__What you will do__:
Copy the data that follows, character for character, minus the pictures.

*** Opening The data ***

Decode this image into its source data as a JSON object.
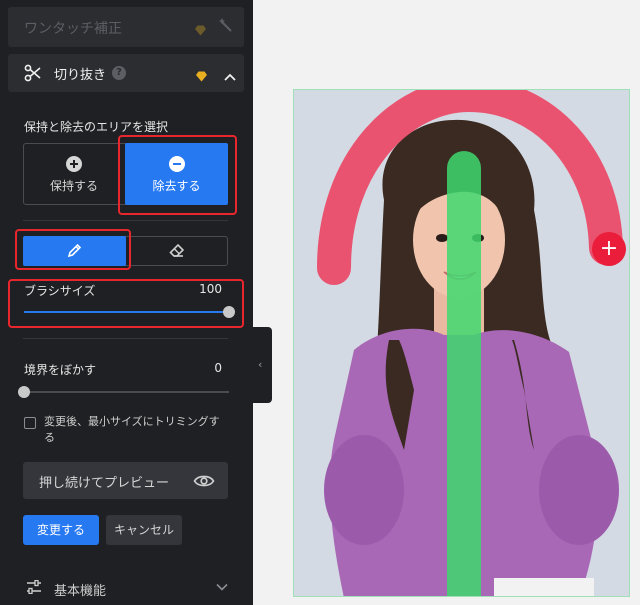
{
  "sidebar": {
    "one_touch": {
      "label": "ワンタッチ補正",
      "premium_icon": "diamond-icon",
      "tool_icon": "magic-wand-icon"
    },
    "cutout": {
      "title": "切り抜き",
      "help": "?",
      "icon": "scissors-icon",
      "select_label": "保持と除去のエリアを選択",
      "keep_label": "保持する",
      "remove_label": "除去する",
      "tools": {
        "pen": "pen-icon",
        "eraser": "eraser-icon",
        "selected": "pen"
      },
      "brush_size": {
        "label": "ブラシサイズ",
        "value": "100",
        "fraction": 1.0
      },
      "feather": {
        "label": "境界をぼかす",
        "value": "0",
        "fraction": 0.0
      },
      "trim_checkbox": {
        "label": "変更後、最小サイズにトリミングする",
        "checked": false
      },
      "preview_button": "押し続けてプレビュー",
      "apply_button": "変更する",
      "cancel_button": "キャンセル"
    },
    "basic_features": {
      "label": "基本機能"
    }
  },
  "colors": {
    "accent": "#2779f2",
    "sidebar_bg": "#1f2023",
    "panel_bg": "#2c2d31",
    "premium_gold": "#e8b021",
    "remove_stroke": "#ec4866",
    "keep_stroke": "#3fd86e",
    "highlight": "#e8262e"
  }
}
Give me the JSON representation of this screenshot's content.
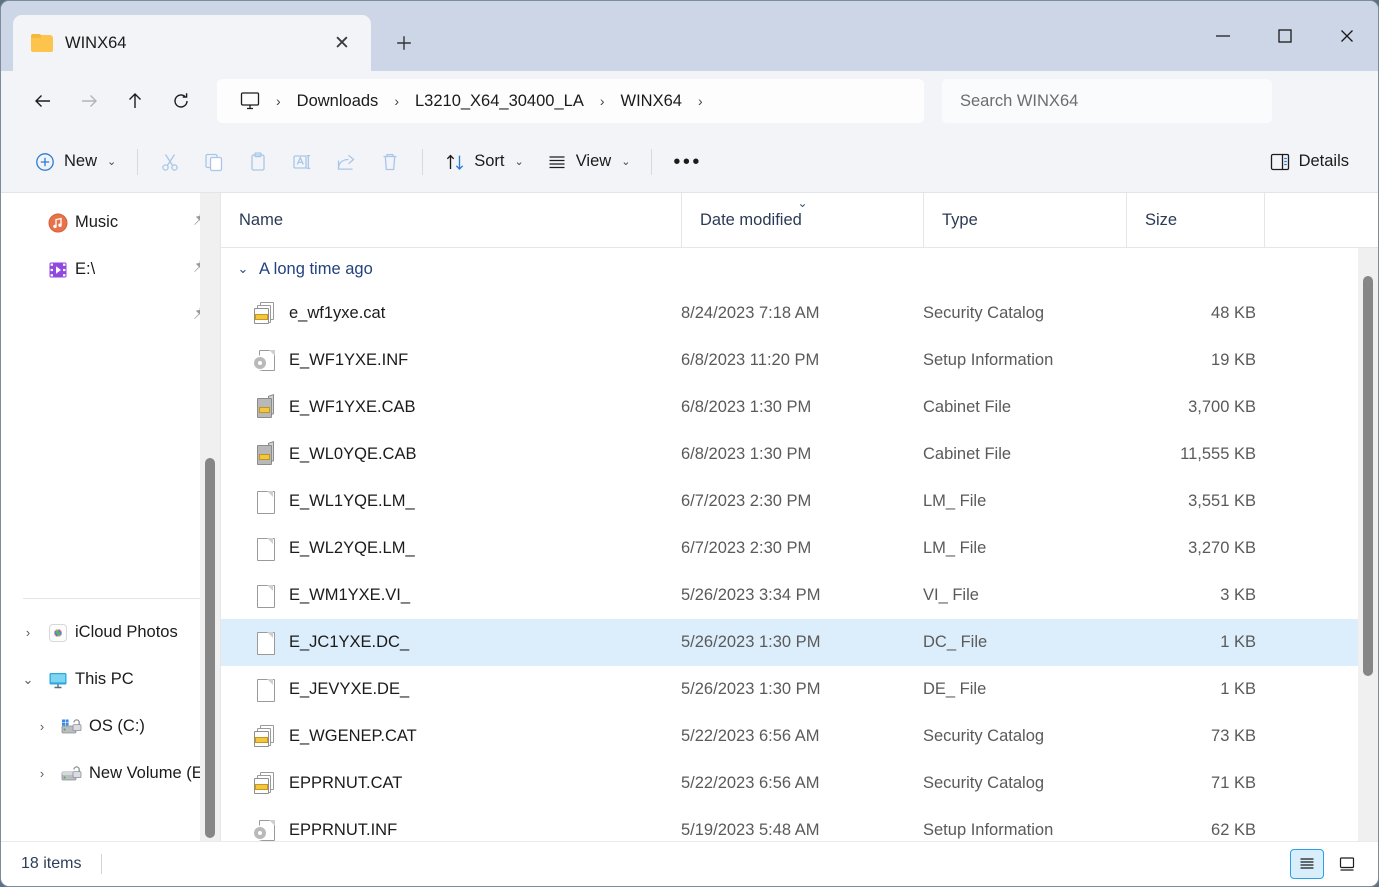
{
  "window": {
    "tab_title": "WINX64",
    "tab_close_glyph": "✕",
    "new_tab_glyph": "＋",
    "minimize_label": "Minimize",
    "maximize_label": "Maximize",
    "close_label": "Close"
  },
  "address": {
    "back_label": "Back",
    "forward_label": "Forward",
    "up_label": "Up",
    "refresh_label": "Refresh",
    "breadcrumbs": [
      "Downloads",
      "L3210_X64_30400_LA",
      "WINX64"
    ],
    "separator": "›",
    "search_placeholder": "Search WINX64",
    "search_value": ""
  },
  "toolbar": {
    "new_label": "New",
    "cut_label": "Cut",
    "copy_label": "Copy",
    "paste_label": "Paste",
    "rename_label": "Rename",
    "share_label": "Share",
    "delete_label": "Delete",
    "sort_label": "Sort",
    "view_label": "View",
    "more_label": "See more",
    "more_glyph": "•••",
    "details_label": "Details",
    "chevron": "⌄"
  },
  "sidebar": {
    "items": [
      {
        "label": "Music",
        "icon": "music-icon",
        "pinned": true,
        "chevron": "",
        "indent": false
      },
      {
        "label": "E:\\",
        "icon": "video-drive-icon",
        "pinned": true,
        "chevron": "",
        "indent": false
      },
      {
        "label": "",
        "icon": "",
        "pinned": true,
        "chevron": "",
        "indent": false
      },
      {
        "label": "iCloud Photos",
        "icon": "icloud-photos-icon",
        "pinned": false,
        "chevron": "›",
        "indent": false
      },
      {
        "label": "This PC",
        "icon": "this-pc-icon",
        "pinned": false,
        "chevron": "⌄",
        "indent": false
      },
      {
        "label": "OS (C:)",
        "icon": "drive-icon",
        "pinned": false,
        "chevron": "›",
        "indent": true
      },
      {
        "label": "New Volume (E",
        "icon": "drive-icon",
        "pinned": false,
        "chevron": "›",
        "indent": true
      }
    ]
  },
  "columns": {
    "name": "Name",
    "date_modified": "Date modified",
    "type": "Type",
    "size": "Size",
    "sort_indicator": "⌄"
  },
  "group": {
    "chevron": "⌄",
    "label": "A long time ago"
  },
  "files": [
    {
      "name": "e_wf1yxe.cat",
      "date": "8/24/2023 7:18 AM",
      "type": "Security Catalog",
      "size": "48 KB",
      "icon": "cat",
      "selected": false
    },
    {
      "name": "E_WF1YXE.INF",
      "date": "6/8/2023 11:20 PM",
      "type": "Setup Information",
      "size": "19 KB",
      "icon": "inf",
      "selected": false
    },
    {
      "name": "E_WF1YXE.CAB",
      "date": "6/8/2023 1:30 PM",
      "type": "Cabinet File",
      "size": "3,700 KB",
      "icon": "cab",
      "selected": false
    },
    {
      "name": "E_WL0YQE.CAB",
      "date": "6/8/2023 1:30 PM",
      "type": "Cabinet File",
      "size": "11,555 KB",
      "icon": "cab",
      "selected": false
    },
    {
      "name": "E_WL1YQE.LM_",
      "date": "6/7/2023 2:30 PM",
      "type": "LM_ File",
      "size": "3,551 KB",
      "icon": "plain",
      "selected": false
    },
    {
      "name": "E_WL2YQE.LM_",
      "date": "6/7/2023 2:30 PM",
      "type": "LM_ File",
      "size": "3,270 KB",
      "icon": "plain",
      "selected": false
    },
    {
      "name": "E_WM1YXE.VI_",
      "date": "5/26/2023 3:34 PM",
      "type": "VI_ File",
      "size": "3 KB",
      "icon": "plain",
      "selected": false
    },
    {
      "name": "E_JC1YXE.DC_",
      "date": "5/26/2023 1:30 PM",
      "type": "DC_ File",
      "size": "1 KB",
      "icon": "plain",
      "selected": true
    },
    {
      "name": "E_JEVYXE.DE_",
      "date": "5/26/2023 1:30 PM",
      "type": "DE_ File",
      "size": "1 KB",
      "icon": "plain",
      "selected": false
    },
    {
      "name": "E_WGENEP.CAT",
      "date": "5/22/2023 6:56 AM",
      "type": "Security Catalog",
      "size": "73 KB",
      "icon": "cat",
      "selected": false
    },
    {
      "name": "EPPRNUT.CAT",
      "date": "5/22/2023 6:56 AM",
      "type": "Security Catalog",
      "size": "71 KB",
      "icon": "cat",
      "selected": false
    },
    {
      "name": "EPPRNUT.INF",
      "date": "5/19/2023 5:48 AM",
      "type": "Setup Information",
      "size": "62 KB",
      "icon": "inf",
      "selected": false
    }
  ],
  "status": {
    "item_count": "18 items",
    "details_view_label": "Details view",
    "large_icons_view_label": "Large icons view"
  },
  "colors": {
    "titlebar": "#cdd6e6",
    "selection": "#dceefb",
    "accent": "#2aa0e6",
    "group_text": "#23427e"
  }
}
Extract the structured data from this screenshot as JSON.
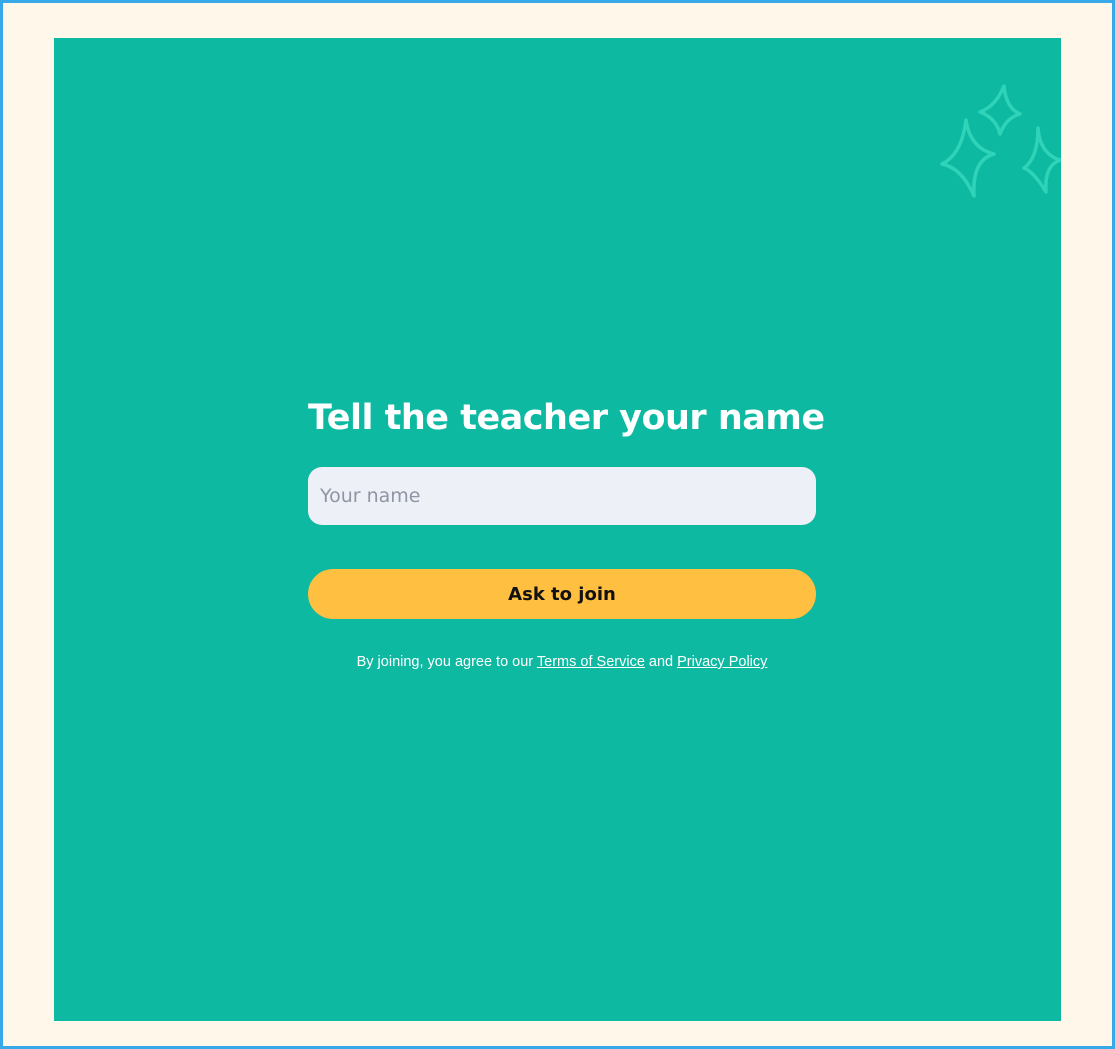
{
  "join_form": {
    "title": "Tell the teacher your name",
    "name_input": {
      "placeholder": "Your name",
      "value": ""
    },
    "submit_label": "Ask to join",
    "legal": {
      "prefix": "By joining, you agree to our ",
      "terms_link": "Terms of Service",
      "conjunction": " and ",
      "privacy_link": "Privacy Policy"
    }
  },
  "colors": {
    "frame_border": "#38a9e8",
    "page_background": "#fff8ea",
    "panel_background": "#0eb9a1",
    "input_background": "#eef0f8",
    "button_background": "#ffbf40",
    "sparkle": "#2fd3b8"
  },
  "decorations": {
    "sparkles_icon": "sparkles-icon"
  }
}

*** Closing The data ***

__Your solution__:
Decode this image into its source data as a JSON object.
{
  "sidebar": {
    "one_touch": {
      "label": "ワンタッチ補正",
      "premium_icon": "diamond-icon",
      "tool_icon": "magic-wand-icon"
    },
    "cutout": {
      "title": "切り抜き",
      "help": "?",
      "icon": "scissors-icon",
      "select_label": "保持と除去のエリアを選択",
      "keep_label": "保持する",
      "remove_label": "除去する",
      "tools": {
        "pen": "pen-icon",
        "eraser": "eraser-icon",
        "selected": "pen"
      },
      "brush_size": {
        "label": "ブラシサイズ",
        "value": "100",
        "fraction": 1.0
      },
      "feather": {
        "label": "境界をぼかす",
        "value": "0",
        "fraction": 0.0
      },
      "trim_checkbox": {
        "label": "変更後、最小サイズにトリミングする",
        "checked": false
      },
      "preview_button": "押し続けてプレビュー",
      "apply_button": "変更する",
      "cancel_button": "キャンセル"
    },
    "basic_features": {
      "label": "基本機能"
    }
  },
  "colors": {
    "accent": "#2779f2",
    "sidebar_bg": "#1f2023",
    "panel_bg": "#2c2d31",
    "premium_gold": "#e8b021",
    "remove_stroke": "#ec4866",
    "keep_stroke": "#3fd86e",
    "highlight": "#e8262e"
  }
}
Give me the JSON representation of this screenshot's content.
{
  "window": {
    "tab_title": "WINX64",
    "tab_close_glyph": "✕",
    "new_tab_glyph": "＋",
    "minimize_label": "Minimize",
    "maximize_label": "Maximize",
    "close_label": "Close"
  },
  "address": {
    "back_label": "Back",
    "forward_label": "Forward",
    "up_label": "Up",
    "refresh_label": "Refresh",
    "breadcrumbs": [
      "Downloads",
      "L3210_X64_30400_LA",
      "WINX64"
    ],
    "separator": "›",
    "search_placeholder": "Search WINX64",
    "search_value": ""
  },
  "toolbar": {
    "new_label": "New",
    "cut_label": "Cut",
    "copy_label": "Copy",
    "paste_label": "Paste",
    "rename_label": "Rename",
    "share_label": "Share",
    "delete_label": "Delete",
    "sort_label": "Sort",
    "view_label": "View",
    "more_label": "See more",
    "more_glyph": "•••",
    "details_label": "Details",
    "chevron": "⌄"
  },
  "sidebar": {
    "items": [
      {
        "label": "Music",
        "icon": "music-icon",
        "pinned": true,
        "chevron": "",
        "indent": false
      },
      {
        "label": "E:\\",
        "icon": "video-drive-icon",
        "pinned": true,
        "chevron": "",
        "indent": false
      },
      {
        "label": "",
        "icon": "",
        "pinned": true,
        "chevron": "",
        "indent": false
      },
      {
        "label": "iCloud Photos",
        "icon": "icloud-photos-icon",
        "pinned": false,
        "chevron": "›",
        "indent": false
      },
      {
        "label": "This PC",
        "icon": "this-pc-icon",
        "pinned": false,
        "chevron": "⌄",
        "indent": false
      },
      {
        "label": "OS (C:)",
        "icon": "drive-icon",
        "pinned": false,
        "chevron": "›",
        "indent": true
      },
      {
        "label": "New Volume (E",
        "icon": "drive-icon",
        "pinned": false,
        "chevron": "›",
        "indent": true
      }
    ]
  },
  "columns": {
    "name": "Name",
    "date_modified": "Date modified",
    "type": "Type",
    "size": "Size",
    "sort_indicator": "⌄"
  },
  "group": {
    "chevron": "⌄",
    "label": "A long time ago"
  },
  "files": [
    {
      "name": "e_wf1yxe.cat",
      "date": "8/24/2023 7:18 AM",
      "type": "Security Catalog",
      "size": "48 KB",
      "icon": "cat",
      "selected": false
    },
    {
      "name": "E_WF1YXE.INF",
      "date": "6/8/2023 11:20 PM",
      "type": "Setup Information",
      "size": "19 KB",
      "icon": "inf",
      "selected": false
    },
    {
      "name": "E_WF1YXE.CAB",
      "date": "6/8/2023 1:30 PM",
      "type": "Cabinet File",
      "size": "3,700 KB",
      "icon": "cab",
      "selected": false
    },
    {
      "name": "E_WL0YQE.CAB",
      "date": "6/8/2023 1:30 PM",
      "type": "Cabinet File",
      "size": "11,555 KB",
      "icon": "cab",
      "selected": false
    },
    {
      "name": "E_WL1YQE.LM_",
      "date": "6/7/2023 2:30 PM",
      "type": "LM_ File",
      "size": "3,551 KB",
      "icon": "plain",
      "selected": false
    },
    {
      "name": "E_WL2YQE.LM_",
      "date": "6/7/2023 2:30 PM",
      "type": "LM_ File",
      "size": "3,270 KB",
      "icon": "plain",
      "selected": false
    },
    {
      "name": "E_WM1YXE.VI_",
      "date": "5/26/2023 3:34 PM",
      "type": "VI_ File",
      "size": "3 KB",
      "icon": "plain",
      "selected": false
    },
    {
      "name": "E_JC1YXE.DC_",
      "date": "5/26/2023 1:30 PM",
      "type": "DC_ File",
      "size": "1 KB",
      "icon": "plain",
      "selected": true
    },
    {
      "name": "E_JEVYXE.DE_",
      "date": "5/26/2023 1:30 PM",
      "type": "DE_ File",
      "size": "1 KB",
      "icon": "plain",
      "selected": false
    },
    {
      "name": "E_WGENEP.CAT",
      "date": "5/22/2023 6:56 AM",
      "type": "Security Catalog",
      "size": "73 KB",
      "icon": "cat",
      "selected": false
    },
    {
      "name": "EPPRNUT.CAT",
      "date": "5/22/2023 6:56 AM",
      "type": "Security Catalog",
      "size": "71 KB",
      "icon": "cat",
      "selected": false
    },
    {
      "name": "EPPRNUT.INF",
      "date": "5/19/2023 5:48 AM",
      "type": "Setup Information",
      "size": "62 KB",
      "icon": "inf",
      "selected": false
    }
  ],
  "status": {
    "item_count": "18 items",
    "details_view_label": "Details view",
    "large_icons_view_label": "Large icons view"
  },
  "colors": {
    "titlebar": "#cdd6e6",
    "selection": "#dceefb",
    "accent": "#2aa0e6",
    "group_text": "#23427e"
  }
}
Extract the structured data from this screenshot as JSON.
{
  "join_form": {
    "title": "Tell the teacher your name",
    "name_input": {
      "placeholder": "Your name",
      "value": ""
    },
    "submit_label": "Ask to join",
    "legal": {
      "prefix": "By joining, you agree to our ",
      "terms_link": "Terms of Service",
      "conjunction": " and ",
      "privacy_link": "Privacy Policy"
    }
  },
  "colors": {
    "frame_border": "#38a9e8",
    "page_background": "#fff8ea",
    "panel_background": "#0eb9a1",
    "input_background": "#eef0f8",
    "button_background": "#ffbf40",
    "sparkle": "#2fd3b8"
  },
  "decorations": {
    "sparkles_icon": "sparkles-icon"
  }
}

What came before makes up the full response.